Skip to main content
Statistics LibreTexts

5.9: Poisson Distribution

  • Page ID
  • \( \newcommand{\vecs}[1]{\overset { \scriptstyle \rightharpoonup} {\mathbf{#1}} } \) \( \newcommand{\vecd}[1]{\overset{-\!-\!\rightharpoonup}{\vphantom{a}\smash {#1}}} \)\(\newcommand{\id}{\mathrm{id}}\) \( \newcommand{\Span}{\mathrm{span}}\) \( \newcommand{\kernel}{\mathrm{null}\,}\) \( \newcommand{\range}{\mathrm{range}\,}\) \( \newcommand{\RealPart}{\mathrm{Re}}\) \( \newcommand{\ImaginaryPart}{\mathrm{Im}}\) \( \newcommand{\Argument}{\mathrm{Arg}}\) \( \newcommand{\norm}[1]{\| #1 \|}\) \( \newcommand{\inner}[2]{\langle #1, #2 \rangle}\) \( \newcommand{\Span}{\mathrm{span}}\) \(\newcommand{\id}{\mathrm{id}}\) \( \newcommand{\Span}{\mathrm{span}}\) \( \newcommand{\kernel}{\mathrm{null}\,}\) \( \newcommand{\range}{\mathrm{range}\,}\) \( \newcommand{\RealPart}{\mathrm{Re}}\) \( \newcommand{\ImaginaryPart}{\mathrm{Im}}\) \( \newcommand{\Argument}{\mathrm{Arg}}\) \( \newcommand{\norm}[1]{\| #1 \|}\) \( \newcommand{\inner}[2]{\langle #1, #2 \rangle}\) \( \newcommand{\Span}{\mathrm{span}}\)

    Learning Objectives

    • To study the use of Poisson distribution

    The Poisson distribution can be used to calculate the probabilities of various numbers of "successes" based on the mean number of successes.

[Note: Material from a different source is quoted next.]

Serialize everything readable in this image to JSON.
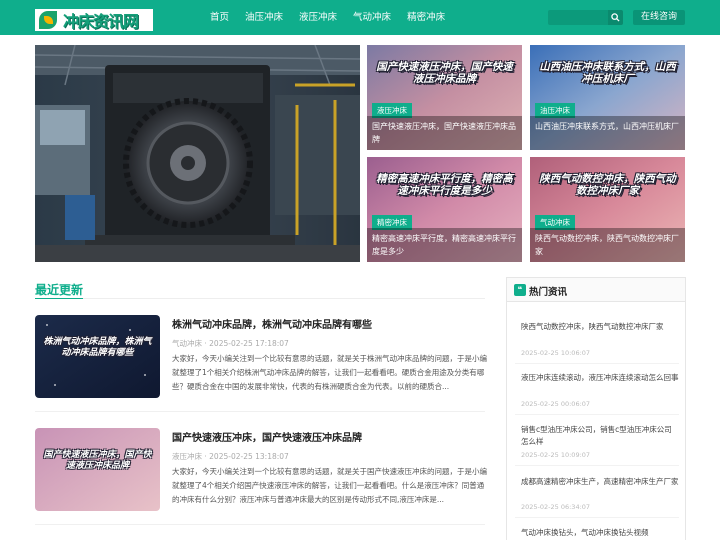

In order to apply the Poisson distribution, the various events must be independent. Keep in mind that the term "success" does not really mean success in the traditional positive sense. It just means that the outcome in question occurs.

    Suppose you knew that the mean number of calls to a fire station on a weekday is \(8\). What is the probability that on a given weekday there would be \(11\) calls? This problem can be solved using the following formula based on the Poisson distribution:

    \[\mathit{p}=\frac{e^{-\mu }\mu ^x}{x!}\]


    • \(e\) is the base of natural logarithms (\(2.7183\))
    • \(\mu\) is the mean number of "successes"
    • \(x\) is the number of "successes" in question

    For this example,


    since the mean is \(8\) and the question pertains to \(11\) fires.

    The mean of the Poisson distribution is \(\mu\). The variance is also equal to \(\mu\). Thus, for this example, both the mean and the variance are equal to \(8\).

    This page titled 5.9: Poisson Distribution is shared under a Public Domain license and was authored, remixed, and/or curated by David Lane via source content that was edited to the style and standards of the LibreTexts platform; a detailed edit history is available upon request.

    • Was this article helpful?